Few jazz artists have achieved the degree of crossover success enjoyed by legendary post-bop luminary Herbie Hancock. Beginning with 1973's seminal Headhunters, Hancock unleashed some of the most innovative and accessible jazz funk of his generation, and he continues to innovate both in the studio and on stage. As one of jazz's most beloved living legends, the opportunity to see Hancock is the stuff of fan dreams, making his 2014 appearance at the Hollywood Bowl one of the most coveted concert events of the summer.
Born in Chicago, Hancock was recognized as a child prodigy from an early age, receiving a classical music education and performing with the Chicago Symphony Orchestra as early as age 11. Despite not having a jazz teacher, Hancock developed a unique harmonic sense by ear, earning a reputation with his exceptional piano playing that ultimately caught the attention of Miles Davis. After joining Davis's Second Great Quintet in 1963, Hancock enjoyed a period of tremendous success and growth as he forged a unique and influential style. His association with the Blue Note label resulted in some of the most popular jazz records of the '60s, but it wasn't until the 1973 release of Headhunters that he would achieve international superstardom. The album marked a watershed moment in the development of jazz funk, skyrocketing to the top of the Jazz Albums chart with now-classic crossover hits like "Chameleon" and "Watermelon Man." Always one to experiment, Hancock pioneered the use of electronic instruments in jazz, and the results, such as the synth-heavy hit single “Rock It,” found head-bobbing fans across the globe.
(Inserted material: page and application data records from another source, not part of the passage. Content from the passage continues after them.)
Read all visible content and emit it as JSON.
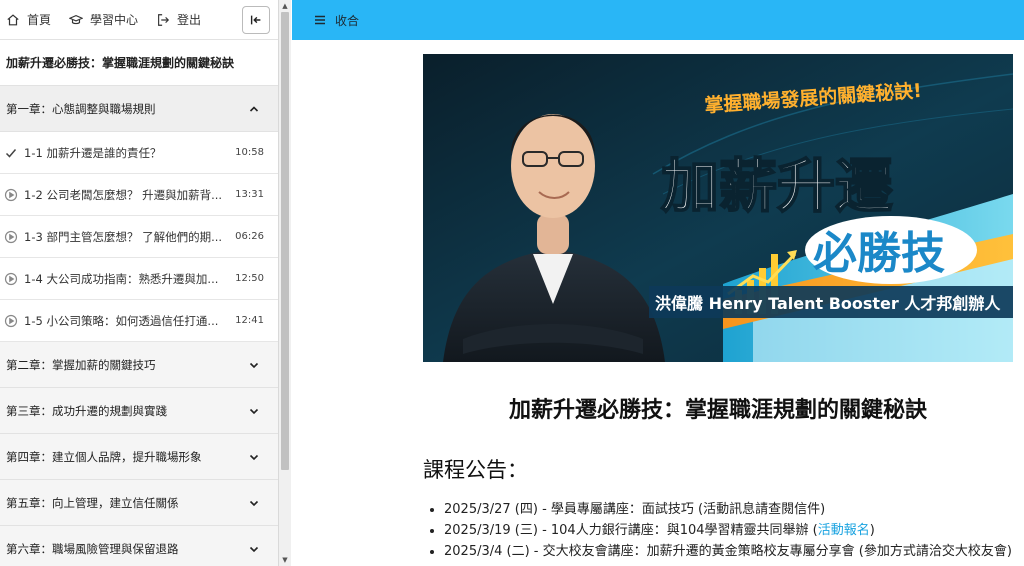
{
  "topnav": {
    "home": "首頁",
    "learning_center": "學習中心",
    "logout": "登出"
  },
  "sidebar": {
    "course_title": "加薪升遷必勝技：掌握職涯規劃的關鍵秘訣",
    "chapters": [
      {
        "title": "第一章：心態調整與職場規則",
        "expanded": true,
        "lessons": [
          {
            "title": "1-1 加薪升遷是誰的責任？",
            "duration": "10:58",
            "status": "completed"
          },
          {
            "title": "1-2 公司老闆怎麼想？ 升遷與加薪背...",
            "duration": "13:31",
            "status": "unwatched"
          },
          {
            "title": "1-3 部門主管怎麼想？ 了解他們的期...",
            "duration": "06:26",
            "status": "unwatched"
          },
          {
            "title": "1-4 大公司成功指南：熟悉升遷與加...",
            "duration": "12:50",
            "status": "unwatched"
          },
          {
            "title": "1-5 小公司策略：如何透過信任打通...",
            "duration": "12:41",
            "status": "unwatched"
          }
        ]
      },
      {
        "title": "第二章：掌握加薪的關鍵技巧",
        "expanded": false
      },
      {
        "title": "第三章：成功升遷的規劃與實踐",
        "expanded": false
      },
      {
        "title": "第四章：建立個人品牌，提升職場形象",
        "expanded": false
      },
      {
        "title": "第五章：向上管理，建立信任關係",
        "expanded": false
      },
      {
        "title": "第六章：職場風險管理與保留退路",
        "expanded": false
      }
    ]
  },
  "main": {
    "collapse_label": "收合",
    "banner": {
      "tagline": "掌握職場發展的關鍵秘訣!",
      "title_main": "加薪升遷",
      "title_sub": "必勝技",
      "presenter": "洪偉騰 Henry Talent Booster 人才邦創辦人"
    },
    "page_title": "加薪升遷必勝技：掌握職涯規劃的關鍵秘訣",
    "notice_heading": "課程公告：",
    "notices": [
      {
        "text": "2025/3/27 (四) - 學員專屬講座：面試技巧 (活動訊息請查閱信件)",
        "link": "",
        "after": ""
      },
      {
        "text": "2025/3/19 (三) - 104人力銀行講座：與104學習精靈共同舉辦 (",
        "link": "活動報名",
        "after": ")"
      },
      {
        "text": "2025/3/4 (二) - 交大校友會講座：加薪升遷的黃金策略校友專屬分享會 (參加方式請洽交大校友會)",
        "link": "",
        "after": ""
      }
    ]
  },
  "colors": {
    "topbar": "#29b6f6",
    "link": "#1aa3e0",
    "banner_bg": "#0d2f3f",
    "banner_accent": "#f7941d"
  }
}
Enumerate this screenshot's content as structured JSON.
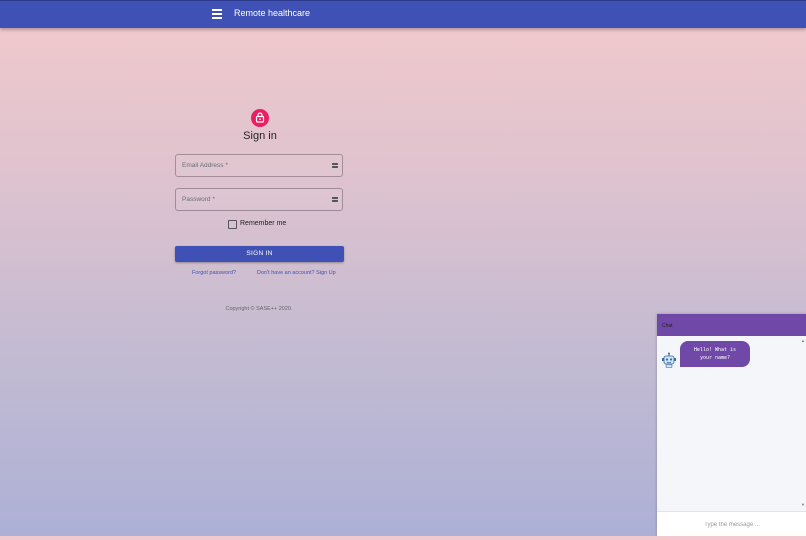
{
  "app_bar": {
    "title": "Remote healthcare",
    "menu_icon": "hamburger-menu-icon",
    "color": "#3f51b5"
  },
  "signin": {
    "avatar_icon": "lock-icon",
    "avatar_color": "#e91e63",
    "title": "Sign in",
    "email_label": "Email Address",
    "password_label": "Password",
    "required_marker": "*",
    "field_icon": "password-manager-icon",
    "remember_label": "Remember me",
    "remember_checked": false,
    "button_label": "SIGN IN",
    "forgot_link": "Forgot password?",
    "signup_link": "Don't have an account? Sign Up",
    "copyright": "Copyright © SASE++ 2020."
  },
  "chat": {
    "title": "Chat",
    "header_color": "#7048a8",
    "bot_avatar_icon": "robot-icon",
    "messages": [
      {
        "from": "bot",
        "line1": "Hello! What is",
        "line2": "your name?"
      }
    ],
    "input_placeholder": "Type the message ..."
  }
}
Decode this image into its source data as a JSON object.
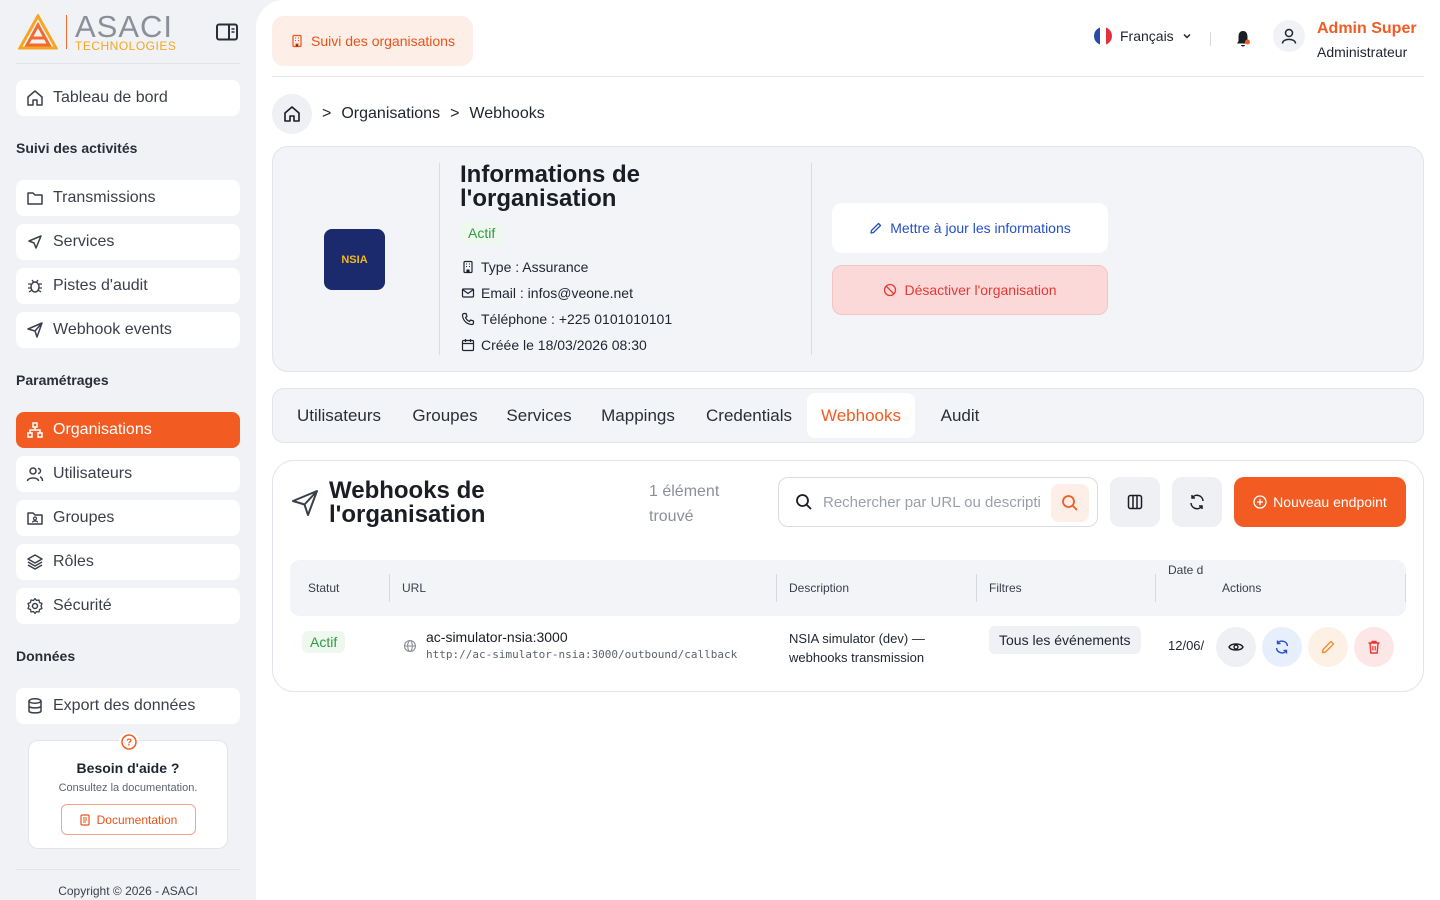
{
  "brand": {
    "name": "ASACI",
    "subtitle": "TECHNOLOGIES"
  },
  "sidebar": {
    "dashboard": "Tableau de bord",
    "section_activity": "Suivi des activités",
    "activity_items": [
      "Transmissions",
      "Services",
      "Pistes d'audit",
      "Webhook events"
    ],
    "section_settings": "Paramétrages",
    "settings_items": [
      "Organisations",
      "Utilisateurs",
      "Groupes",
      "Rôles",
      "Sécurité"
    ],
    "section_data": "Données",
    "data_items": [
      "Export des données"
    ],
    "help": {
      "title": "Besoin d'aide ?",
      "subtitle": "Consultez la documentation.",
      "button": "Documentation"
    },
    "footer": "Copyright © 2026 - ASACI"
  },
  "topbar": {
    "chip": "Suivi des organisations",
    "language": "Français",
    "user_name": "Admin Super",
    "user_role": "Administrateur"
  },
  "breadcrumb": {
    "parent": "Organisations",
    "separator": ">",
    "current": "Webhooks"
  },
  "organization": {
    "title": "Informations de l'organisation",
    "logo_text": "NSIA",
    "status": "Actif",
    "type": "Type : Assurance",
    "email": "Email : infos@veone.net",
    "phone": "Téléphone : +225 0101010101",
    "created": "Créée le 18/03/2026 08:30",
    "update_button": "Mettre à jour les informations",
    "deactivate_button": "Désactiver l'organisation"
  },
  "tabs": {
    "active": "Webhooks",
    "items": [
      "Utilisateurs",
      "Groupes",
      "Services",
      "Mappings",
      "Credentials",
      "Webhooks",
      "Audit"
    ]
  },
  "webhooks": {
    "title": "Webhooks de l'organisation",
    "count": "1 élément trouvé",
    "search_placeholder": "Rechercher par URL ou description",
    "new_button": "Nouveau endpoint",
    "columns": [
      "Statut",
      "URL",
      "Description",
      "Filtres",
      "Date d",
      "Actions"
    ],
    "rows": [
      {
        "status": "Actif",
        "url_name": "ac-simulator-nsia:3000",
        "url_full": "http://ac-simulator-nsia:3000/outbound/callback",
        "description_line1": "NSIA simulator (dev) —",
        "description_line2": "webhooks transmission",
        "filters": "Tous les événements",
        "date": "12/06/"
      }
    ]
  },
  "colors": {
    "accent": "#f25c22",
    "success": "#2f9b46",
    "danger": "#e53935",
    "link": "#2450c8"
  }
}
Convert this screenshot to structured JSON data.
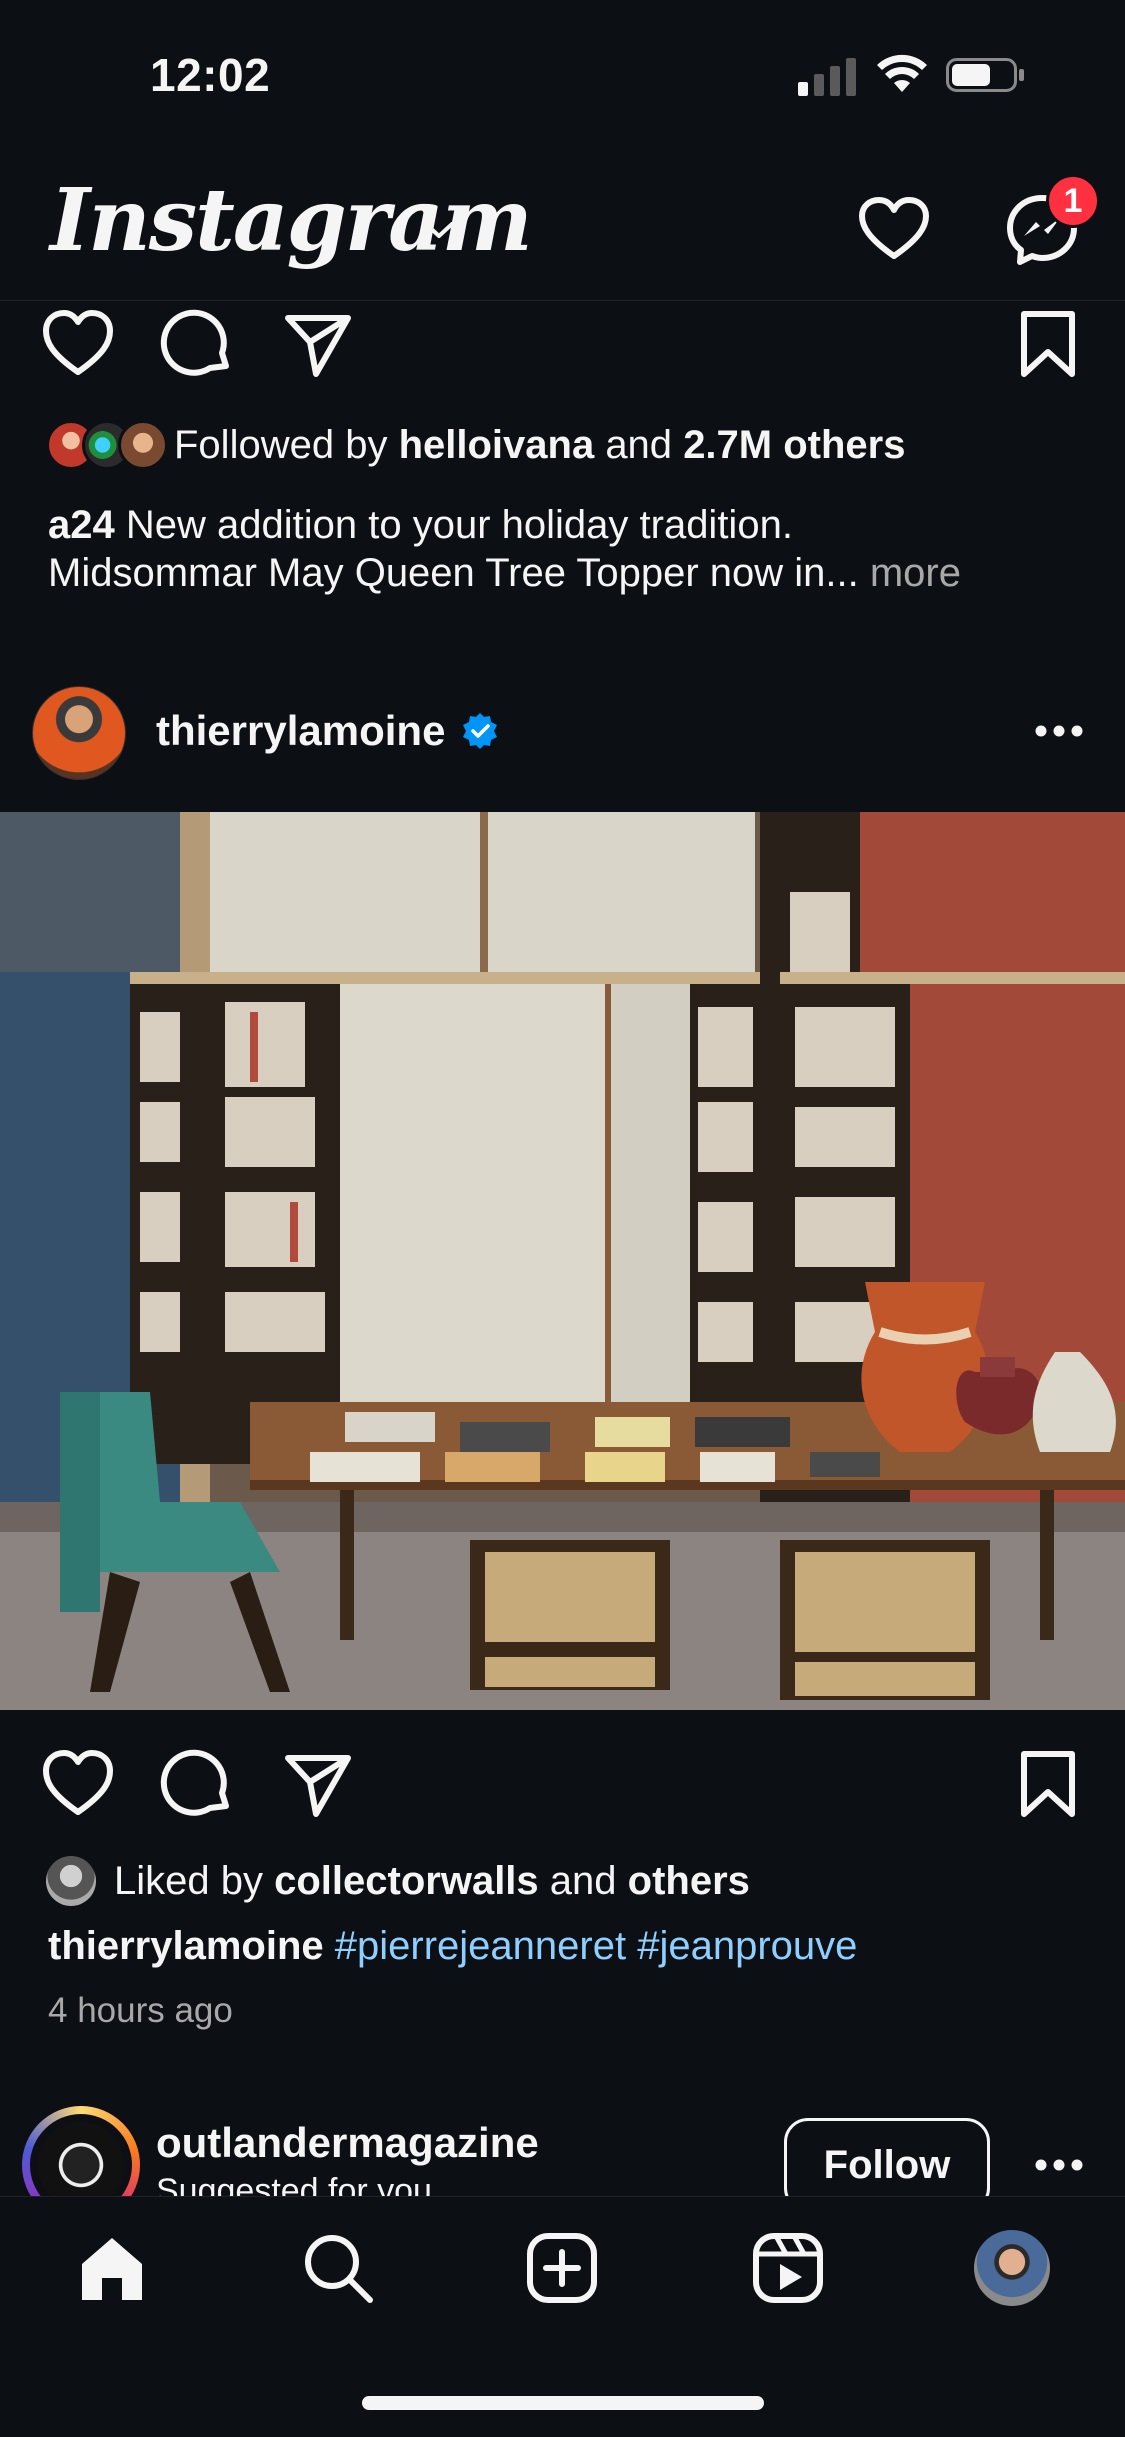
{
  "status_bar": {
    "time": "12:02"
  },
  "header": {
    "logo_text": "Instagram",
    "notification_count": "1"
  },
  "post1": {
    "followed_prefix": "Followed by",
    "followed_user": "helloivana",
    "followed_and": "and",
    "followed_others": "2.7M others",
    "caption_user": "a24",
    "caption_line1": "New addition to your holiday tradition.",
    "caption_line2": "Midsommar May Queen Tree Topper now in...",
    "more_label": "more"
  },
  "post2": {
    "username": "thierrylamoine",
    "liked_prefix": "Liked by",
    "liked_user": "collectorwalls",
    "liked_and": "and",
    "liked_others": "others",
    "caption_user": "thierrylamoine",
    "hashtag1": "#pierrejeanneret",
    "hashtag2": "#jeanprouve",
    "timestamp": "4 hours ago"
  },
  "post3": {
    "username": "outlandermagazine",
    "subtitle": "Suggested for you",
    "follow_label": "Follow"
  },
  "colors": {
    "background": "#0c1014",
    "badge": "#ff3040",
    "hashtag": "#8fcfff",
    "verified": "#0095f6"
  }
}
With more than 40 studio albums and a half-century of touring under his belt, Hancock's continued presence on the road in 2014 is sure to be the stuff of legacy and legend.
FANS WHO BOUGHT TICKETS SAY:
"Herbie Hancock wove all of the jazz classics he made famous in to new arrangements that gave his ensemble a platform to demonstrate their superb individual talents. The group played over two hours and then played an encore."
"Great Show... A nice mix of Herbie Hancock's jazz classics, some newer songs, and an improv piece. Very innovative encore especially if you want to see someone doing a jazz solo with Conch Shells!"
"Virtuoso musicians treated us to unexpected and unimaginably difficult rhythmic interplay. Each player was completely in control of his instrument and contributed equally to the magic of the event. At 71, Herbie brought the fire and burned up the stage."